Keeping expenditure in check, and long-term oriented fiscal reforms have never been on the agenda of the Solih administration, as evidenced from the most recent 2023 fiscal numbers. With increased tax rate from 12 to 16 percent from the tourism sector GST, and the GST rate of all other sectors from 6 percent to 8 percent, from 01st January 2023, the total revenue has reached to over MVR 6.4 billion (USD 412 million) as at 09 March 2023. Last year, during the same period, the total revenue recorded was MVR 5.2 billion (USD 340 million). This is a 21 percent increase in total revenue of the government.
However, unsurprisingly, the Solih administration has spent an eye-watering MVR 7.7 billion (USD 500 million) as at 09 March 2023, which is 19 percent higher than the same period last year.
As of 09 March 2023, the weekly spending rate of Solih is at MVR 110 million per week, compared to MVR 92 million per week same period last year.
How did Solih spend the increased tax revenue? It might be too early to see any exact pattern in the spending, with the published data as at 09 March 2023, over 73 percent of the spending has been on recurrent expenditure.
The administrative expenses have increase by about MVR 706 million (24 percent ) to reach MVR 3.6 billion. Notable areas of significant increase during the first 10 weeks of the year are, the Special Budget under the Ministry of Finance, which has recorded over to MVR 2.8 billion. Spending through National Social Protection Agency (NSPA) has reached 626 million from MVR 427 million last year same period. Maldives Police Services has also a significant increase in spending to reach MVR 349 million compared to MVR 228 million last year.
Recovery from COVID pandemic

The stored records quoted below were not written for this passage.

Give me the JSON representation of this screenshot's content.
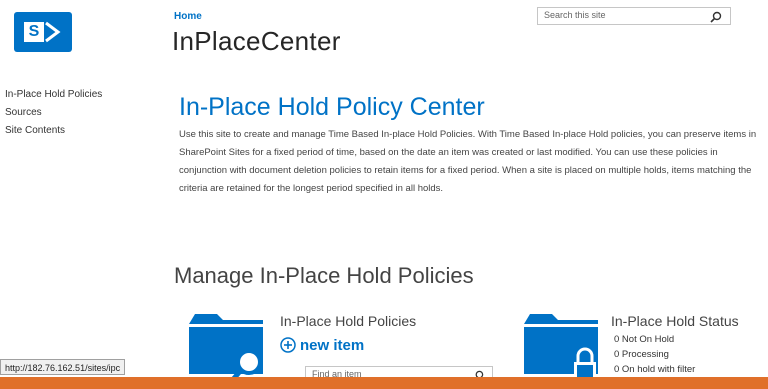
{
  "header": {
    "breadcrumb": "Home",
    "site_title": "InPlaceCenter",
    "search_placeholder": "Search this site"
  },
  "logo": {
    "letter": "S"
  },
  "sidebar": {
    "items": [
      {
        "label": "In-Place Hold Policies"
      },
      {
        "label": "Sources"
      },
      {
        "label": "Site Contents"
      }
    ]
  },
  "main": {
    "heading": "In-Place Hold Policy Center",
    "description": "Use this site to create and manage Time Based In-place Hold Policies. With Time Based In-place Hold policies, you can preserve items in SharePoint Sites for a fixed period of time, based on the date an item was created or last modified. You can use these policies in conjunction with document deletion policies to retain items for a fixed period. When a site is placed on multiple holds, items matching the criteria are retained for the longest period specified in all holds.",
    "section_heading": "Manage In-Place Hold Policies",
    "policies_card": {
      "title": "In-Place Hold Policies",
      "new_item_label": "new item",
      "find_placeholder": "Find an item"
    },
    "status_card": {
      "title": "In-Place Hold Status",
      "items": [
        {
          "label": "0 Not On Hold"
        },
        {
          "label": "0 Processing"
        },
        {
          "label": "0 On hold with filter"
        }
      ]
    }
  },
  "browser": {
    "status_url": "http://182.76.162.51/sites/ipc"
  },
  "colors": {
    "accent": "#0072c6",
    "taskbar": "#e0702a"
  }
}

COVID-19 hit hard the Maldives economy, when the tourism industry and almost the entire economy came to a stand still in April 2020. The monthly government revenue fell to MVR 673 million in April 2020 from MVR 1.4 billion in March.
With not enough government revenue, and with non-existent fiscal reserve at hand, the Minister of Finance had no other option except for accumulating debt. The total debt as a result climbed to MVR 86.5 billion by the end of 2020 from MVR 68 billion in 2019. With GDP shrinking to MVR 57.6 billion in 2020 from MVR 86 billion in 2019, the total debt to GDP climbed to a staggering 150 percent of GDP. Well, that is still manageable, as the tourism sector was recovering, and so were all industries in the economy. Government revenue has started to increase as well.
By the end of 2021, Maldives has attracted over 1.3 million tourists, and by end of 2022 achieved the pre-pandemic level of arrivals, by recording over 1.67 million arrivals.
Despite the over MVR 21 billion total revenue in 2021, the Solih administration ended up spending over MVR 32 billion – all under the guise of COVID pandemic. Similarly, total revenue in 2022 reached MVR 28.5 billion, however, government spent over MVR 39.9 billion the same year. As a senior official at the Ministry of Finance who preferred to be unnamed commented “rather than using the pandemic as an opportunity to bring about long term fiscal reforms, the government saw the pandemic as an opportunity to appropriate funds as they wished - to gain the biggest political advantage”.
As per the approved budget for 2023, there will be over MVR 8.6 billion fiscal deficit by the end of the year, and a total foreign financing requirement of over MVR 4.7 billion (USD303 million).
While the government has a fiduciary responsibility to uphold the highest standards to use taxpayers’ money according to the intended purpose and legislation - it has to be spent in a manner that brings about long term fiscal sustainability. This means, increased tax revenue to be utilized in a way that can reduce the existing and future debt levels of the country – instead of wasteful spending to achieve political ambitions.